Ujjal Dosanjh, a former NDP premier of British Columbia and since 2004 a Liberal MP, said something sensible and brave this week.
Mr. Dosanjh was physically assaulted in 1985 after he denounced religious violence in the Sikh community. Recently, he and another Sikh-Canadian politician were told to stay away from an annual Sikh festival in Surrey. Always a voice for moderation, Mr. Dosanjh observed this week that religious intolerance remains a problem in parts of that community. Separatist extremism for an independent Punjab is stronger in some Canadian Sikh communities than in the Punjab itself, he said.
Multiculturalism, he warned, can be dangerous if "there is no adherence to core values, the core Canadian values which [are] That you don't threaten people who differ with you; you don't attack them personally; you don't terrorize the populace." His comments about Sikh extremism provoked several death threats against him.
Multiculturalism has greatly enriched Canada, making it a more interesting, vibrant and outward-looking country. But multiculturalism can be dangerous if diaspora politics twist Canada's foreign policies to suit ethnic demands.
For starters, Canadian federalism has had, and will likely have again, its own unity problems. The last thing Canada needs to encourage, or be seen to be encouraging, is the breakup of other multiethnic or multilingual federations.
Except under circumstances of mass oppression or systematic denials of human rights elsewhere, Canada should want non-unitary states to remain together. That means Canadian governments should not give in to ethnic pressures here from groups that want separate states carved from within existing ones. At the very least, Canada should wait until events play themselves out in these sorts of places, and not rush to sanction secessions or breakups.
Sometimes, it appears Canadian politicians understand this lesson. When thousands of Tamils descended on Ottawa demanding that the government do "something" to stop the war in Sri Lanka that their side was about to lose, and to support an independent Tamil state, politicians from every party kept their distance.
No political party in Canada supports those in the Sikh diaspora calling for the creation of an independent Punjabi state, or Khalistan. That such voices continue to be heard in the Canadian Sikh community, and that some Canadian-grown terrorists who favour Khalistan might be living here, was raised by India's Prime Minister Manmohan Singh when he met Prime Minister Stephen Harper last fall.
Ethnic disputes elsewhere should stay elsewhere, although this often is easier said than done. Remember that in the 19th century, lots of Irish immigrants to Canada agitated for an independent Ireland. A few radicals associated with the radical Fenian movement, seeking an independent Ireland, lived in Canada. One suspected member of that group assassinated Thomas D'Arcy McGee, a father of Confederation.
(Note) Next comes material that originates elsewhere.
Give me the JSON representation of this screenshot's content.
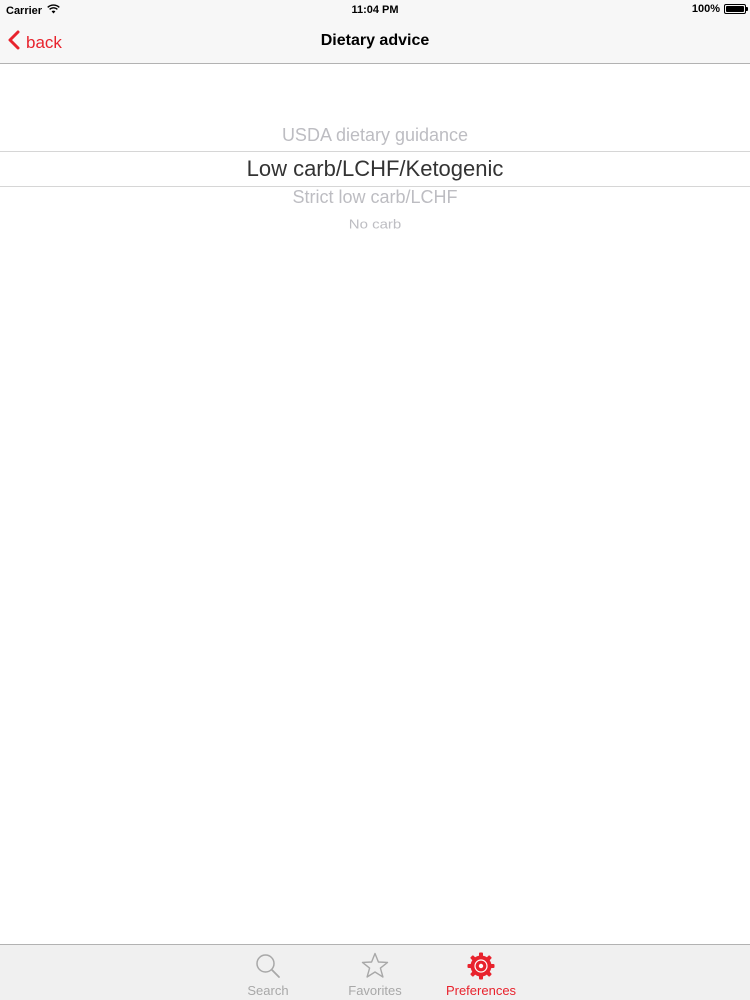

Certain groups harbour collective memories of things done to their ancestors and want the Canadian government to take sides in historical disputes. The Armenian disapora is particularly mobilized to press governments to denounce the events during the collapse of the Ottoman Empire and World War One, even though what happened did not involve Canada, and does not involve Canada today.
Unwisely, the Harper government took a position recognizing the Armenian "genocide," then somewhat altered its position, then changed it back again. Today, elements of the Armenian diaspora around the world are very loudly and unhelpfully condemning efforts by Turkey and Armenia to talk about settling their many disputes - a classic case of diaspora politics having a wholly negative influence.
Absolutely no good can come from Canadian governments and parliaments passing retrospective judgment on historical events that did not concern us because diasporas here are exercised about them. If that ever became the norm, terrible events about which governments and parliaments could pass judgment would never end, nor would the disputes about them in Canada. Such retrospective judgments make it harder for ethnic conflicts to be forgotten in Canada.
Moreover, Canada was present at the creation of "peacekeeping" and has participated in many overseas missions to keep warring parties apart, whether in the Middle East (Golan Heights and the Gaza Strip) or Cyprus or the Balkans. We ought to know from experience overseas what ethnic conflict can breed, and how unhelpful it can be to take sides in many instances.
Perhaps the most intense split of all is that between Israel and Palestine, at least in terms of length and breadth. Supporters of Israel and the Palestinians argue their respective cases, and put their opposing narratives of history and current reality, before the Canadian government and public. Supporters of both sides quarrel at universities where anti-Israeli groups have drowned out voices they do not like in institutions where free speech is supposed to be respected, indeed cherished.
Both sides want Canadian governments to accept their narrative, and vote at the United Nations accordingly. Previous governments had tried to maintain some semblance of a balanced position in this entrenched dispute, always supporting Israel but urging a two-state solution. The Harper government, by contrast, has tilted unconditionally toward Israel.
If Canada ever had a small bit of credibility in the region as an honest broker, or at least a country both sides could talk to and be understood, those days are over, at least for a while.